Remember the good ol’ days? Miley’s scandalous double-life drama, Zack and Cody’s hotel dilemmas and Raven’s future vision powers? Of course, how could one forget what then seemed to be the everlasting epitome of the Disney Channel. Great acting, great humor, great plots, great life lessons. But just like any other plateau, the Disney Channel experienced a sudden and unexpected drop in terms of… everything.
Let’s first reminisce and bask in the greatness of some of the Disney Channel’s early 2000’s hits. Though most don’t have a twin, a secret identity or visions of the future, many do face the everyday problems that were featured in the shows.
“Hannah Montana”: A normal country schoolgirl by day, teen popstar sensation by night. The show is based around the life of the main character Miley Stewart (Miley Cyrus) and her friends and family.
Miley might seem like an “unrelatable” girl who has the best of both worlds, but aside from her constant paranoia about her secret getting out, she faced normal problems. The show taught viewers about the importance of family, even with constant sibling rivalries and father-daughter situations. And let’s not forget the lessons of how to be a true friend, there’s even a song about it.

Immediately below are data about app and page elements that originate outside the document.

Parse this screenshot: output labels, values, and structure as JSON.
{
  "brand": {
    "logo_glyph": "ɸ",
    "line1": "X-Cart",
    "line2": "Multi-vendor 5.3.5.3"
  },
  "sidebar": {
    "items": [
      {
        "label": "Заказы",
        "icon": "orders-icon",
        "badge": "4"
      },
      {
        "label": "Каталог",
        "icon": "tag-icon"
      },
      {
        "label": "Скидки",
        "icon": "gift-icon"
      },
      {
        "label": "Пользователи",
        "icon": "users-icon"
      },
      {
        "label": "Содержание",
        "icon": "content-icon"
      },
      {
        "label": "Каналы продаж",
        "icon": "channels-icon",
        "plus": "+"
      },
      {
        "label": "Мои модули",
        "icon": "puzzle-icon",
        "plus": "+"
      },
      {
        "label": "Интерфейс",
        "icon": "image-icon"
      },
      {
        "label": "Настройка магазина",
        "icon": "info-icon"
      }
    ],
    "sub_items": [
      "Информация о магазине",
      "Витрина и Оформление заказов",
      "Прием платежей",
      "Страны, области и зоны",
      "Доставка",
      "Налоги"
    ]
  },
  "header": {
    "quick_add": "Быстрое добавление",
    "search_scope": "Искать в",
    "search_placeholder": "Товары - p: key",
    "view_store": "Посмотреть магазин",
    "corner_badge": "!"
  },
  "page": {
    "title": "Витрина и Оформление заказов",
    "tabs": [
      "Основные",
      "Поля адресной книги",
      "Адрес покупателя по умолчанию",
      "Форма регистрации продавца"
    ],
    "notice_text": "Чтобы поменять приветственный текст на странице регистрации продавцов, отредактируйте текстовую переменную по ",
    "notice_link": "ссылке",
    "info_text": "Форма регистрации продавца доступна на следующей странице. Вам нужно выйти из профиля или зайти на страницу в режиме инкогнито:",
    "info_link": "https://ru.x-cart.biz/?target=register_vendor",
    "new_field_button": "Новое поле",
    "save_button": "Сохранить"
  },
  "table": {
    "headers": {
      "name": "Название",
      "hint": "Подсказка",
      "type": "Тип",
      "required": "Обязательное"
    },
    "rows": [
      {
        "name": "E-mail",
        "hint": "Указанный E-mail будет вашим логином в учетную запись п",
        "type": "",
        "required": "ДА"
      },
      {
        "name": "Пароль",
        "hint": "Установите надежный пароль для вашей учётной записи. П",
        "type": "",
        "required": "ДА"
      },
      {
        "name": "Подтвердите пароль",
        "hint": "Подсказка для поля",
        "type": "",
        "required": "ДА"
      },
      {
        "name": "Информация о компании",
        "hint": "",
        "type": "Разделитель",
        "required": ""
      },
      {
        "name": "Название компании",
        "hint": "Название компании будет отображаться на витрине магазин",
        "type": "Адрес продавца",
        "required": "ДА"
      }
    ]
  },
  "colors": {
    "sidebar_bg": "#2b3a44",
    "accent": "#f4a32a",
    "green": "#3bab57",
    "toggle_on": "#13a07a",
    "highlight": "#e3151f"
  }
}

“Thats So Raven”: A curvy girl named Raven Baxter (Raven Simone) looked up at a comet and gained the power to occasionally get visions of the future. Now she goes about her days in high school with her best friends, using her powers to somehow get them in and out of trouble.
Aside from the usual friendship, family and boy drama that seemed to be a common occurrence in the show, Raven’s issues dwelled deeper than just that. The show indulged into touchy subjects such as racism, body image and self-confidence.
“Suite Life of Zack and Cody”: Two blonde twins who seemed to make it their job to unintentionally cause trouble in the Tipton Hotel shared some of their mistakes and hilarious moments with their friends and hotel employees.
This comedy-filled show expressed not just how to love that one annoying sibling, but also how to live happily with divorced parents. And the most recurrent: consequences. Two little twin blonde boys in a hotel, it’s trouble waiting to happen. Zack (Dylan Sprouse) and Cody (Cole Sprouse) always found themselves in a predicament and were disciplined with the right punishment, teaching kids right from wrong.
And now to submerge into the topic of the current disappointment. The shows nowadays are night and day compared to the classics. Their plots are copy-and-paste identical. It’s almost always about some skinny kids, who are in desperate need of an attitude adjustment, with problems almost always revolving over the desire to be famous. Take “Shake It Up”, “A.N.T. Farm” and “Jessie” for example.
Those are just a few top-notch examples of terrible comedy. In each TV show, the humor is tacky and makes the viewers who have experienced decent shows express a torturous groan.
Unlike those on the old Disney Channel, the main characters are certainly not people a child should look up to. Both Cece (Bella Thorne) and Rocky (Zendaya Coleman) are bland teenagers with no character development. Also, they’re way too skinny. Unlike the old TV shows, such as “Thats So Raven”, these girls need to put some meat on those bones and stop setting an unrealistic expectation for children.
And speaking of unrealistic expectations, “A.N.T. Farm” is a show about middle school prodigies who are sent to learn in high school. Imagine a kid with no special talent watching a show that portrays some kind of incredible modern Picasso. Most would feel bad about themselves already, why would they need a TV show to add to the lack of self-confidence?
Not only are reviews reflecting a low-level of liking for the new shows, the audience appears to be too. “Shake It Up”’s most viewed episode reached 6.2 million people, while Hannah Montana grossed 7.6 million, landsliding with more than a million compared to the new show.
Okay, Disney Channel, everyone needs a break now and then, but it’s time to step up. Enough of the fun and games, just sit down and make a TV show that won’t cause viewers to moan in despair. Bring back the positive messages. Bring back the knee-slapping humour. Bring back the grasping plots. Bring back the magic.